# Exercise objective
Wherever the string "name" turns up in the data, copy the whole line.
────────────────────────────────────────
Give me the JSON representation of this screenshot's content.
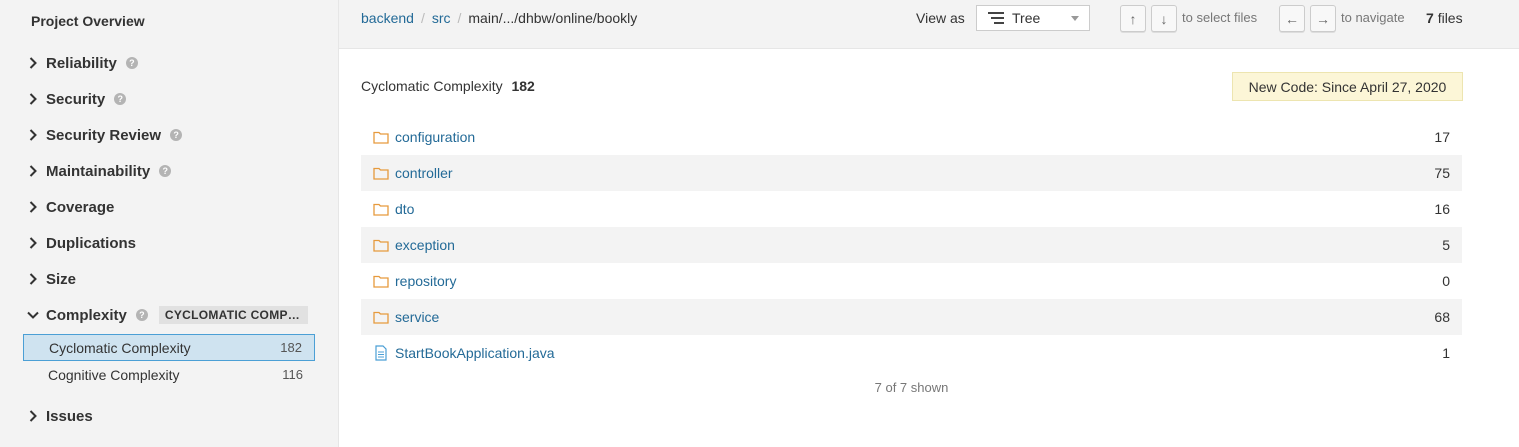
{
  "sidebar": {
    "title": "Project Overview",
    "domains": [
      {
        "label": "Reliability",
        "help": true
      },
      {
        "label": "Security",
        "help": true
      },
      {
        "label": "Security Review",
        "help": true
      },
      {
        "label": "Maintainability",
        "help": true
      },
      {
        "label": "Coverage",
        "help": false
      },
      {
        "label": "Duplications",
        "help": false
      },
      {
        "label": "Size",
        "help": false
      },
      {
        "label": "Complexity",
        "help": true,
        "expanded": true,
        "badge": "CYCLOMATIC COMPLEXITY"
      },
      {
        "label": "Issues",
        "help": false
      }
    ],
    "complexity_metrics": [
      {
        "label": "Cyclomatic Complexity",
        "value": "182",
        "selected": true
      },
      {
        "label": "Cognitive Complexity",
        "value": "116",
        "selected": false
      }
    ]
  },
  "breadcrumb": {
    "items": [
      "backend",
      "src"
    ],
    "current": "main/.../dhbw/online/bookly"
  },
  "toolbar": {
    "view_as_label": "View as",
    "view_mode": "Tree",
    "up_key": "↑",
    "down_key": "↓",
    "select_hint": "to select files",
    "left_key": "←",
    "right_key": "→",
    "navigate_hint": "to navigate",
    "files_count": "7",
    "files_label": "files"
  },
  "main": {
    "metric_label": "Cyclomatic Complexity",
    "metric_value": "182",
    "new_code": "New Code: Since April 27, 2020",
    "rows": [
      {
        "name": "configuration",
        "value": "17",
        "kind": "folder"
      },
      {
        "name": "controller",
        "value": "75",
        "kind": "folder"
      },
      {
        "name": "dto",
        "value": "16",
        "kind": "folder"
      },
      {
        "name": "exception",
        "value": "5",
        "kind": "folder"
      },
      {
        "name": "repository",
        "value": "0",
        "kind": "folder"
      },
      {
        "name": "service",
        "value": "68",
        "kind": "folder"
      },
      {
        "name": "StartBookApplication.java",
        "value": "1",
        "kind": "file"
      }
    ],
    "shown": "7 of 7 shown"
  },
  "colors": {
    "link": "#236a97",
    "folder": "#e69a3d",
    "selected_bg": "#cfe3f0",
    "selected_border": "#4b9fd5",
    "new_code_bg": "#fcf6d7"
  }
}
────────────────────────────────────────
# Answer space
        "name": "configuration",
        "name": "controller",
        "name": "dto",
        "name": "exception",
        "name": "repository",
        "name": "service",
        "name": "StartBookApplication.java",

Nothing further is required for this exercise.